Everyone’s favorite world leader/womanizer is in the news again after a film director accused the Italian prime minister of censorship. Italian state television has refused to show a film trailer that accuses Silvio Berlusconi of creating a “frivolous media culture,” and many think the PM’s incredible influence over the media has something to do with it.
Silvio Berlusconi is accustomed to allegations about his predilections being excitedly received abroad. France’s Nouvel Observateur recently published a story titled “Sex, Power and Lies” and the Spanish newspaper El Pais showed photographs of naked guests at the Italian Prime Minister’s retreat in Sardinia. (He announced his intention to sue both for libel.)
Back home, though, the priapic 72-year-old’s influence over the media is such that the slew of claims over his private life usually receives a muted reception – perhaps because they come as little surprise.

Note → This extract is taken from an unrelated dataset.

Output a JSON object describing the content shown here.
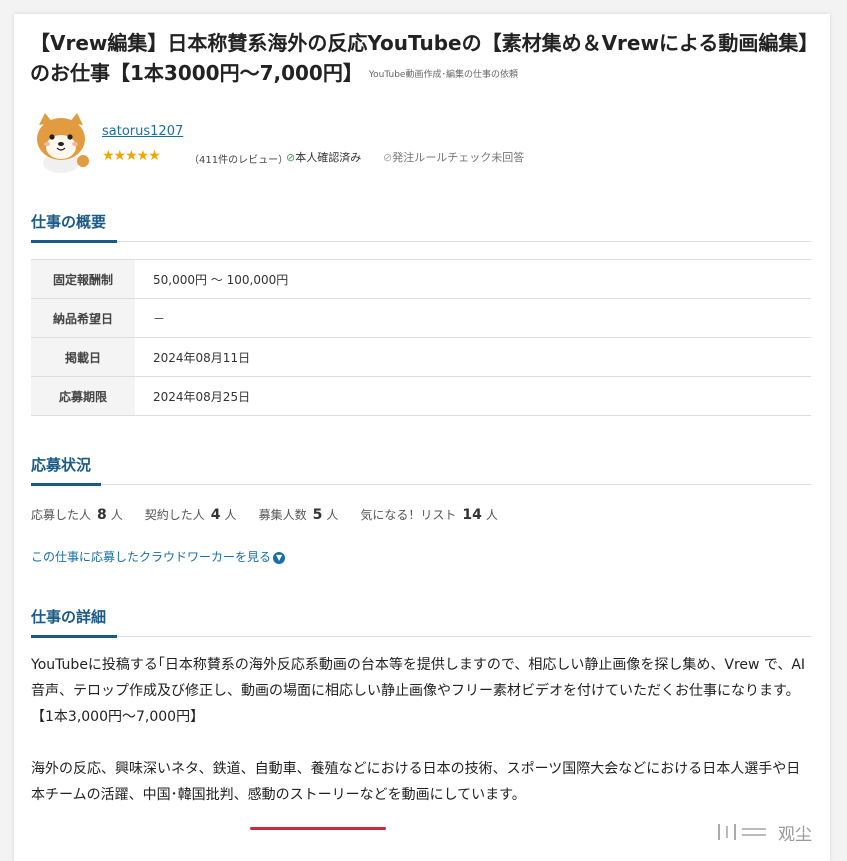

So when Italy’s state television channel refused to show a film trailer which blamed Berlusconi for creating a frivolous media culture filled with “half-naked women” and chauvinistic images (he owns three commercial Italian TV channels), the movie’s director interpreted it as straight censorship.